Although neither man has high hopes for the next two weeks spent in each other’s company, it isn’t long before they form a tentative friendship. Theo is attracted to Luca, but isn’t sure if Luca feels the same, and he doesn’t trust his instincts. Luca is attracted to Theo, but can’t quite figure him out – it seems like Theo is interested in more than a friendship, but it’s hard to be sure. Only after Luca confronts him – and Theo finally confesses he has dyspraxia and how it affects him, do they admit they’d like to be more than friends. The pair agree to a short summer fling while Theo is staying at The Majestic, although it’s clear from both of their PoVs that their feelings are far from casual.

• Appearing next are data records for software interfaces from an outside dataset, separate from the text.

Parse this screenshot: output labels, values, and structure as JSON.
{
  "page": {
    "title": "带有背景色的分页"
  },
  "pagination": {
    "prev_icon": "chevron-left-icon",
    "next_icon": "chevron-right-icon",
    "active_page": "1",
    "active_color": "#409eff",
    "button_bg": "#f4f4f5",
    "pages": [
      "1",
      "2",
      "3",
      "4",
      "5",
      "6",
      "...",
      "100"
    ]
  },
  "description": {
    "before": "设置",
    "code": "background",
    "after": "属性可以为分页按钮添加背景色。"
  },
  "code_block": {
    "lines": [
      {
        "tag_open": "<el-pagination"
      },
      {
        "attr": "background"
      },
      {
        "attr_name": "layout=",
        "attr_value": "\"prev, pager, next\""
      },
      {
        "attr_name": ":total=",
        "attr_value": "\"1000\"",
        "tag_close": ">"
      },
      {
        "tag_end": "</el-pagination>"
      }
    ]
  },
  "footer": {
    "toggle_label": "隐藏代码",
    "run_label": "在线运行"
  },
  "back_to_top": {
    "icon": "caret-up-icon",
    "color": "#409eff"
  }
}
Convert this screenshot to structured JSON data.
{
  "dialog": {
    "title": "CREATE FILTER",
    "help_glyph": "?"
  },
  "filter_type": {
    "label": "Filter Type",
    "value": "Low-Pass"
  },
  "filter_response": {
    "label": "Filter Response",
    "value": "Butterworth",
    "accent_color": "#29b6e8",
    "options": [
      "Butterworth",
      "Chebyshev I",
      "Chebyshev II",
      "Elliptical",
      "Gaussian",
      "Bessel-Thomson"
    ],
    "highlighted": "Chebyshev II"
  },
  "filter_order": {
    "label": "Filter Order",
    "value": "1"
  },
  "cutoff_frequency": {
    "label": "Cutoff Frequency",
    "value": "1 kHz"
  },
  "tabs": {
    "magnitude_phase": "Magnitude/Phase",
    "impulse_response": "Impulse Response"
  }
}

As Theo and Luca transition from enemies to loves, the narrative alternately charms readers with lovely vignettes of their developing intimacy, and frustrates, as they stubbornly keep a part of themselves separate, fearing rejection and afraid to trust how they feel. It’s an idyllic interlude from reality – they deliberately avoid discussing their impending separation, or their disparate dreams for The Majestic – and it’s a bittersweet pleasure watching them fall in love, knowing it can’t last. Theo and Lucas are appealing heroes, and although they seem to have little in common, the author does a masterful job establishing how well those differences complement each other.
Unfortunately, the things they have in common – fear drives their decision making, fractured parental relationships, trouble communicating – ultimately tears them apart. Watching Theo and Luca fall for each other is akin to watching a car crash in slow motion… you just know the crash is coming but you keep hoping it doesn’t. It does.
Much like in her other stories, Ms. Malcolm proves adept at showing the vulnerable and flawed facets of her principal (and secondary) characters. Luca and Theo are lovely and mostly good to each other, but they struggle. Past, unresolved hurts make it difficult for Luca to trust Theo, and he’s quick to lash out whenever he feels threatened; Theo wants a partner to love and shower with affection, but a painful past relationship has led him to doubt his appeal or his instincts – and his dyspraxia only exacerbates his insecurities. Both men have complex relationships with their parents (and step-parent), and although I think these secondary characters – and the problems they present – absolutely enhance this story and add nuance and complexity to it, they’re a largely unlikeable lot.
Between the Lines is an apt title for this beautiful love story. As the novel unfolds, Luca and Theo struggle to understand what they mean to each other when neither is brave enough to confess the truth. False starts, misunderstandings and past hurts conspire to keep them apart, until… well, you’ll have to see won’t you? Between the Lines drew me in from the first page to the last, and that super sweet epilogue (which I loved) left me sighing as I said goodbye. Great stuff.